Credit Suisse ends a spying scandalEuropost
Swiss bank Credit Suisse announced it had reached an agreement to end a spying scandal that involved its former employee Iqbal Khan. The allegations of spying had led to the resignation of the Chief Executive Tidjane Thiam, Reuters reported quoting a spokesperson for the bank. "Everybody involved has agreed to settle and this matter is now closed," Simone Meier said, confirming a report in Swiss newspaper NZZ am Sonntag said.
UBS, where Khan is now co-president of global wealth management, declined to comment. The agreement, details of which have not been disclosed, ends a dispute that hurt the normally discreet world of Swiss banking when allegations of corporate espionage involving Credit Suisse emerged in September 2019.

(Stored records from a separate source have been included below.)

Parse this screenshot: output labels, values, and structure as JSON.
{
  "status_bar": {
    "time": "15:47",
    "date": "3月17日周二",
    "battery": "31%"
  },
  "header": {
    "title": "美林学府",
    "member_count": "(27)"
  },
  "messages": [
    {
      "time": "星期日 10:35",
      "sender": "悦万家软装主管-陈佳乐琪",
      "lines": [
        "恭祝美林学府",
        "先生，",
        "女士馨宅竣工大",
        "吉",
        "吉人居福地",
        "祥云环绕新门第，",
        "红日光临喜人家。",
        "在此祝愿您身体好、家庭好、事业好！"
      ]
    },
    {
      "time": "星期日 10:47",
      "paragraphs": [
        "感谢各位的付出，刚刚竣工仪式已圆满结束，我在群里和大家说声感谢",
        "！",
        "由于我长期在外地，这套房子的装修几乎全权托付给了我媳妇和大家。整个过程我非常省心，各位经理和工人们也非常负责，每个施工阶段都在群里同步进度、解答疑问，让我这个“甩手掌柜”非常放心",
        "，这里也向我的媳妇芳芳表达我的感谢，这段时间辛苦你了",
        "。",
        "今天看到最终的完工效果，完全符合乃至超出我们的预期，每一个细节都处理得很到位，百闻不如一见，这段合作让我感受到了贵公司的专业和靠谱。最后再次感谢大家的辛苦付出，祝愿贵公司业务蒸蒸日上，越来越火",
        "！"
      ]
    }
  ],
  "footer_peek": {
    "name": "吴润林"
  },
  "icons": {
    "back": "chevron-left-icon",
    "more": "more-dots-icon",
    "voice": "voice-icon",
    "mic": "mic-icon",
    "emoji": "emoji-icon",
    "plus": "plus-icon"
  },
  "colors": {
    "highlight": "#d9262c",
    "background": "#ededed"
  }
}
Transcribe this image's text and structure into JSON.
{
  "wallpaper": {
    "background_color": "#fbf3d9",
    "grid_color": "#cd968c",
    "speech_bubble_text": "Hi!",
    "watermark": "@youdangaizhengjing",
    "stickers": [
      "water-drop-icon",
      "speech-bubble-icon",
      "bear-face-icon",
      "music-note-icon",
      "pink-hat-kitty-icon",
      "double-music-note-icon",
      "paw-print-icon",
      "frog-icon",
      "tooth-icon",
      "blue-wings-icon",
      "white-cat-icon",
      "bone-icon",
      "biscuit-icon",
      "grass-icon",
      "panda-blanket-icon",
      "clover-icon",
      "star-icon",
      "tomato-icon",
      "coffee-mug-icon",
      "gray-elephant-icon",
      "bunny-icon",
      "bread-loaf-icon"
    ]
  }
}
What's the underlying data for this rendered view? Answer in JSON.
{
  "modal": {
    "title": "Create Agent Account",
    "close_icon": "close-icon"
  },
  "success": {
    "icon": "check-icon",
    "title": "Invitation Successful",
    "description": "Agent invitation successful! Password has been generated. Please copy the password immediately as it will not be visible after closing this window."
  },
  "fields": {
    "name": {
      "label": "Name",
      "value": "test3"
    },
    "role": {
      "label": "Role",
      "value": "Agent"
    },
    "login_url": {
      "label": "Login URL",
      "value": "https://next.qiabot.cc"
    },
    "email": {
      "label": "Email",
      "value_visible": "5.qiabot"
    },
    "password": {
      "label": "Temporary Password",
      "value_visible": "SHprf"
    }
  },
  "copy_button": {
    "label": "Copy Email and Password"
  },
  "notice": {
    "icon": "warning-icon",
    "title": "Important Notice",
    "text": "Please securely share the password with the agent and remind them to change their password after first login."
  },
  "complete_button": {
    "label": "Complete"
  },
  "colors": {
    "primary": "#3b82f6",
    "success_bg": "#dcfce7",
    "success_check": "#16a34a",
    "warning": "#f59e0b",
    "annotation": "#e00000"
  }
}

The affair became public when Khan, after going to UBS, confronted a private detective who was following him and his wife through Zurich. What Credit Suisse initially described as a rogue spying case run by then-Chief Operating Officer Pierre-Olivier Bouee widened as details rose of other instances of surveillance. As well as the departures of Bouee and Thiam, a private investigator who organised the surveillance committed suicide after the affair came to light. The NZZ am Sonntag said the settlement would see the withdrawal of the complaints Khan had filed against the bank and the private detectives. "The investigations associated with the criminal charges will be discontinued," Erich Wenzinger, spokesman for the Chief Public Prosecutor's Office in the Canton of Zurich, told the newspaper. Enforcement proceedings by Swiss financial markets FINMA last year into Credit Suisse's actions were still ongoing, a spokesman said. He declined to comment on how long the process, which started last September, would last.